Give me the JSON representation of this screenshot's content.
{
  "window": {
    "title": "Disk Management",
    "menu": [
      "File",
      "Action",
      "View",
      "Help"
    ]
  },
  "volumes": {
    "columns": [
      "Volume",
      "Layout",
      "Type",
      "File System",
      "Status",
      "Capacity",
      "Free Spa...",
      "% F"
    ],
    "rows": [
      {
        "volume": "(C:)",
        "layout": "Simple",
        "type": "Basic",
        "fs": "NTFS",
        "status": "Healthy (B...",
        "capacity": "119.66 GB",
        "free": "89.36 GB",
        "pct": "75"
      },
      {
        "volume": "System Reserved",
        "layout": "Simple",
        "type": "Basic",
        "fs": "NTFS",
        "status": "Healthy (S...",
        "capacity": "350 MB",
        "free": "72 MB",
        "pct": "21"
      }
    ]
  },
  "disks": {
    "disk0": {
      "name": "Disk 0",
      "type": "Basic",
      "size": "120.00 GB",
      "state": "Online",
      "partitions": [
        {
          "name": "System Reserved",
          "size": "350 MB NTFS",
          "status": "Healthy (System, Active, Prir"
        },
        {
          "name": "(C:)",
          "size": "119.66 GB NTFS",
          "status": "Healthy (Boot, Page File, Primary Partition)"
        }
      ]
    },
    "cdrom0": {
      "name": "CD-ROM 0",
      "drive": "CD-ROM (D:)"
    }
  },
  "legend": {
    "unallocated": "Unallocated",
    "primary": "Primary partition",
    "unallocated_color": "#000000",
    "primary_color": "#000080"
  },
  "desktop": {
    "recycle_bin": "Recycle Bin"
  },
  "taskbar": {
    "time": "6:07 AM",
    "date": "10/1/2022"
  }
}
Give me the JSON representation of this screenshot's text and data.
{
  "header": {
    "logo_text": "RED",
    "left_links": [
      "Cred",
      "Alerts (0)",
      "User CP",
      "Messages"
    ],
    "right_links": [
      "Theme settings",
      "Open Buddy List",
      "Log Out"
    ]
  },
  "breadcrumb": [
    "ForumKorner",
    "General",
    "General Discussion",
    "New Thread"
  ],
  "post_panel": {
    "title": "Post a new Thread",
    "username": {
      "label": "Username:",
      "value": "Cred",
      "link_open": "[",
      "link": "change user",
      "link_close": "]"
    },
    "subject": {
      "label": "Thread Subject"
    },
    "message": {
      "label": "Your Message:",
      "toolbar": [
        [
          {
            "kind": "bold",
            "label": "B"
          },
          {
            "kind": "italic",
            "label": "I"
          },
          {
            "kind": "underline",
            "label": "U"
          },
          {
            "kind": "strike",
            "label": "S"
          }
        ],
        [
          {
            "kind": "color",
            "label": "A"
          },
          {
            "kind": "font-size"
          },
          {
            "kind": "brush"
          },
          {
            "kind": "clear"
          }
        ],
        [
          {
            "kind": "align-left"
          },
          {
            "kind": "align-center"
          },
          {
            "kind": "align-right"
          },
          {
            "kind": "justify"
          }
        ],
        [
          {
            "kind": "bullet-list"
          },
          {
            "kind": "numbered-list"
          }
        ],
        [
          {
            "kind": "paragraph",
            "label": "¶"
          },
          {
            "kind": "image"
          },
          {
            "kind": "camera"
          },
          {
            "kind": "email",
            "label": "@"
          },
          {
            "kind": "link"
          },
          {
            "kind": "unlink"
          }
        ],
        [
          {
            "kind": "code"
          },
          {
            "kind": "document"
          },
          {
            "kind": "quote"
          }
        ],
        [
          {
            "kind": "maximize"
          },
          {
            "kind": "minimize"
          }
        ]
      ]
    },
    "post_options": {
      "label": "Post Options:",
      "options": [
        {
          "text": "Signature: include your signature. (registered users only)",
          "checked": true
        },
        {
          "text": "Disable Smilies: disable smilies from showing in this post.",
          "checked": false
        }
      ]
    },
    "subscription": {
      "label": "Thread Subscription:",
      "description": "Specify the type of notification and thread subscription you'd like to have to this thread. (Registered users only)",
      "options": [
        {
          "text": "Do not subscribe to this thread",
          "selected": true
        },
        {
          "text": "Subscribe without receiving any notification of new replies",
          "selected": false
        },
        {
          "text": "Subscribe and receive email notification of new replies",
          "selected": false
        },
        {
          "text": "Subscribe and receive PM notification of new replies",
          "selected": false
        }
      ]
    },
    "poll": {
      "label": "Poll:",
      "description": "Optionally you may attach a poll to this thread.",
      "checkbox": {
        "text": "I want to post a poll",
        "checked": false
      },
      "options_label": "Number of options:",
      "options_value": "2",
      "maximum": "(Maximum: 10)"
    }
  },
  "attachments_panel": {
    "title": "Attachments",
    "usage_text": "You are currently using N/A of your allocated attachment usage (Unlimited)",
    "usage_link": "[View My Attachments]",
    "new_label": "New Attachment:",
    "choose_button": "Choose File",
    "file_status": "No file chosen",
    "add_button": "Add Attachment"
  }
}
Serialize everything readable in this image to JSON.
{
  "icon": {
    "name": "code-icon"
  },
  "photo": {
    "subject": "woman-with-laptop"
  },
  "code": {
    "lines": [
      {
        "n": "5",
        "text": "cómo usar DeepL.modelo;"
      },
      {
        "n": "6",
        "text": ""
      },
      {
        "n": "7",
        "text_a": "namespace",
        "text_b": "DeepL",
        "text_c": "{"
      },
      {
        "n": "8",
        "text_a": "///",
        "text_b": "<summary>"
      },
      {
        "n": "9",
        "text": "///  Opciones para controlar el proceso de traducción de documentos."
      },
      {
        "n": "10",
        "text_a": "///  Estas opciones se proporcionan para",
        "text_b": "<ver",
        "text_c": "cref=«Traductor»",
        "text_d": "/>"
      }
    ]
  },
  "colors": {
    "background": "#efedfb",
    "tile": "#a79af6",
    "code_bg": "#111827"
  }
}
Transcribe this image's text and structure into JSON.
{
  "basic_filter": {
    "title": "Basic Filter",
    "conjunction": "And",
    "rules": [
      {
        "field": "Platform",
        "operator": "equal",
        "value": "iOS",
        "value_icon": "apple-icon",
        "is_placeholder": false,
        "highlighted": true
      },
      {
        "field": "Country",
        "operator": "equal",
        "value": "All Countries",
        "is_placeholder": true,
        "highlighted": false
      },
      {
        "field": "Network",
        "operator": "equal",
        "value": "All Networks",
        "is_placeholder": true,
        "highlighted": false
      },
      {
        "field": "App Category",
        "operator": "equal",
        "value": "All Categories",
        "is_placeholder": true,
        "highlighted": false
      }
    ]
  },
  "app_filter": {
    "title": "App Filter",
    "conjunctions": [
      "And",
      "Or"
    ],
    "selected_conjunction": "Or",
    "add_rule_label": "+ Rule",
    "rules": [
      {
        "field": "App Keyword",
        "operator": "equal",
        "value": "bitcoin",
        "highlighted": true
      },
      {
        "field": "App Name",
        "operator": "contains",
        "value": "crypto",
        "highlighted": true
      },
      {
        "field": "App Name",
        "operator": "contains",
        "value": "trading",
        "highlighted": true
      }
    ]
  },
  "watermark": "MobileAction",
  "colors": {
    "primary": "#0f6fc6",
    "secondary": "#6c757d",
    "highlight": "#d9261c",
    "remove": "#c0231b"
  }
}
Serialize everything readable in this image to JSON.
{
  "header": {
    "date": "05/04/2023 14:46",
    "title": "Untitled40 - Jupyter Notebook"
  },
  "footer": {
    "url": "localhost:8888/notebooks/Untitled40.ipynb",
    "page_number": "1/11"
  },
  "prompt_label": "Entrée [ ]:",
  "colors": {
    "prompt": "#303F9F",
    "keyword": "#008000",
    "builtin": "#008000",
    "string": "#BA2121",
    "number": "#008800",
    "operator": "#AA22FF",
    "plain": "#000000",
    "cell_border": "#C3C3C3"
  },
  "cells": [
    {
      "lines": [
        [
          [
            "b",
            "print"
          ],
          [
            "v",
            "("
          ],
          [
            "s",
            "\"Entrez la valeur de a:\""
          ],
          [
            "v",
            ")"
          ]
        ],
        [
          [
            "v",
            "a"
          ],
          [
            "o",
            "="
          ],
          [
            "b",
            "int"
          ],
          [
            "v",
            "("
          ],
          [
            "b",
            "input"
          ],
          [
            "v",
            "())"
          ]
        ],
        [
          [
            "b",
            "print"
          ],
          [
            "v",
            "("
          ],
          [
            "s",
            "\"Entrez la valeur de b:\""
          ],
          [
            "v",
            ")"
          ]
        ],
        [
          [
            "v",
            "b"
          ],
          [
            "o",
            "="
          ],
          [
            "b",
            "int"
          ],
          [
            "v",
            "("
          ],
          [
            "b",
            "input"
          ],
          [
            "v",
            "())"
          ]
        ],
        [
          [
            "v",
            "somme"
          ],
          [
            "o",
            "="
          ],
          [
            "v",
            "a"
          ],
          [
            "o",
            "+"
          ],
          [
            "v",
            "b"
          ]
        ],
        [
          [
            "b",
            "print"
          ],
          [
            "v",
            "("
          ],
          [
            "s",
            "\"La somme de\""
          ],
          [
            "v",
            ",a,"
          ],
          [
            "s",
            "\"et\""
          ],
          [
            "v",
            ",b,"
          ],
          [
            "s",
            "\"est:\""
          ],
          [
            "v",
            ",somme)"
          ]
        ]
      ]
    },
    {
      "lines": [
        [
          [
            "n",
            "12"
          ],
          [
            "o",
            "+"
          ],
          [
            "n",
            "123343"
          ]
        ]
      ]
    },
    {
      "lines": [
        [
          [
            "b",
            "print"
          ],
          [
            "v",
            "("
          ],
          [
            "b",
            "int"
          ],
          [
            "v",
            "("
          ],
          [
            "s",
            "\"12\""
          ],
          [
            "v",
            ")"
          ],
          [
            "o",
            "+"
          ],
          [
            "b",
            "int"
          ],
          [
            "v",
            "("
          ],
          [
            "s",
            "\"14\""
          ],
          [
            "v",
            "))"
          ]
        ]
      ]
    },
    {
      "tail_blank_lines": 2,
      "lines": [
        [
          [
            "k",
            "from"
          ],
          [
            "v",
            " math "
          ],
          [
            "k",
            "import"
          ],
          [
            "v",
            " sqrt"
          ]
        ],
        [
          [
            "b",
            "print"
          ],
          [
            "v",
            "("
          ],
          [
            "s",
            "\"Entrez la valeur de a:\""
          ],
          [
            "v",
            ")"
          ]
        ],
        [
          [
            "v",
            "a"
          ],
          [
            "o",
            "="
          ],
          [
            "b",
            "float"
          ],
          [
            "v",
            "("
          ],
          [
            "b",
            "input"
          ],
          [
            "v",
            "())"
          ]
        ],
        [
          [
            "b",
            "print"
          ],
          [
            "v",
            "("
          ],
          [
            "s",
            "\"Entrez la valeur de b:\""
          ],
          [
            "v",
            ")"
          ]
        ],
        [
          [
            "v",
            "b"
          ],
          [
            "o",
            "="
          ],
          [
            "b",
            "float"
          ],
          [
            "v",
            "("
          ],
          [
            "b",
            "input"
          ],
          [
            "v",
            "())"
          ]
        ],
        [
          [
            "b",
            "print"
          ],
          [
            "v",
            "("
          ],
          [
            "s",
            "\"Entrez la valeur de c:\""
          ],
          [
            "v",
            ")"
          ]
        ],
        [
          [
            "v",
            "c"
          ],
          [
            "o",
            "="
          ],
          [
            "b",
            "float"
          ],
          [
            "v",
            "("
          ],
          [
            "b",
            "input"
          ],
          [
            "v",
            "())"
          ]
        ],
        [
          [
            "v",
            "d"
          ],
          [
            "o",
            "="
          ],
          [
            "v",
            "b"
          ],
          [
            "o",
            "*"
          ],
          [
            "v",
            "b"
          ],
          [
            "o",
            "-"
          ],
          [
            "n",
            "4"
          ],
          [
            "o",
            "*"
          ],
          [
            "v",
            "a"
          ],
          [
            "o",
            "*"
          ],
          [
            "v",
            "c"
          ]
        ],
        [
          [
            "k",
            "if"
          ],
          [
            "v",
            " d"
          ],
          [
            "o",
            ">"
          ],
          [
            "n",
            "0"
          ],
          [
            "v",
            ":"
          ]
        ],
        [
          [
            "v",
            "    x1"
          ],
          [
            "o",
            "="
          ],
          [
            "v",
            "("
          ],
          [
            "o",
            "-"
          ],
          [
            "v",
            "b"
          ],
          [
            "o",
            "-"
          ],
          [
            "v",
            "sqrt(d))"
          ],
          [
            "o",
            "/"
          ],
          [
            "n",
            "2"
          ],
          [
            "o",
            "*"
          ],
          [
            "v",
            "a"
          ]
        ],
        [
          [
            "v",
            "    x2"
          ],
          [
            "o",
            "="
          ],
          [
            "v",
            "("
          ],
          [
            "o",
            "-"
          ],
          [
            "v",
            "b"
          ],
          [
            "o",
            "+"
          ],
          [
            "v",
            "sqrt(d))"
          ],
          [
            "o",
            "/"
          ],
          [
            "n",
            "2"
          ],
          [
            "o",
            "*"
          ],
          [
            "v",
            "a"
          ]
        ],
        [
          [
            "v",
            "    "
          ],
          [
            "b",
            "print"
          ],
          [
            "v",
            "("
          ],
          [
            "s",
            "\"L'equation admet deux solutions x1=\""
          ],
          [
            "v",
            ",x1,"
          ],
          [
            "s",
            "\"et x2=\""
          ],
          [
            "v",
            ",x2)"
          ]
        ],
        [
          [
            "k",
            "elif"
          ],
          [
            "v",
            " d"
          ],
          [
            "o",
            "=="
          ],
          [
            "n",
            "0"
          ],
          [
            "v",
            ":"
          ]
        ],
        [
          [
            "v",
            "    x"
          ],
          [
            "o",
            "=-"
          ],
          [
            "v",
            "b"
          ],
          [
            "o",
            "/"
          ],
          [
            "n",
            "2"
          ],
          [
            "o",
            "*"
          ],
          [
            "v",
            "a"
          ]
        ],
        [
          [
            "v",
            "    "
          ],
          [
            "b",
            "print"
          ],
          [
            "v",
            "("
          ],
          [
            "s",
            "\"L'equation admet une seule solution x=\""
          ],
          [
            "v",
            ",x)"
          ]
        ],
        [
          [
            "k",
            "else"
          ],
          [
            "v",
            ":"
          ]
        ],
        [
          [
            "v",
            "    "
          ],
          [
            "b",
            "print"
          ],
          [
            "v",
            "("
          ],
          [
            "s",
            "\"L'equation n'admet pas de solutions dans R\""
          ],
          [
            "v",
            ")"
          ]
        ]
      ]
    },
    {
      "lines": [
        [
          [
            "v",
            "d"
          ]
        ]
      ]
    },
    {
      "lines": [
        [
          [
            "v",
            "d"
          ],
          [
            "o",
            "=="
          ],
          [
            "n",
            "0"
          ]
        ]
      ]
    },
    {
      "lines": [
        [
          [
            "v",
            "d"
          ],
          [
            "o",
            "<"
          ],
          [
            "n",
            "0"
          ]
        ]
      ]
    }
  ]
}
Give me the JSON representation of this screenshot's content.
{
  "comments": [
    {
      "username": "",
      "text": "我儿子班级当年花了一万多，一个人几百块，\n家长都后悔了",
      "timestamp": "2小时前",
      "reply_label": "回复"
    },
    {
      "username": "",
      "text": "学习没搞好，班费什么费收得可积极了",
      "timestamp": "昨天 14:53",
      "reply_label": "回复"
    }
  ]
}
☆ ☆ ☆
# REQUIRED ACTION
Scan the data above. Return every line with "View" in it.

# RESPONSE BELOW
      "View",
    "usage_link": "[View My Attachments]",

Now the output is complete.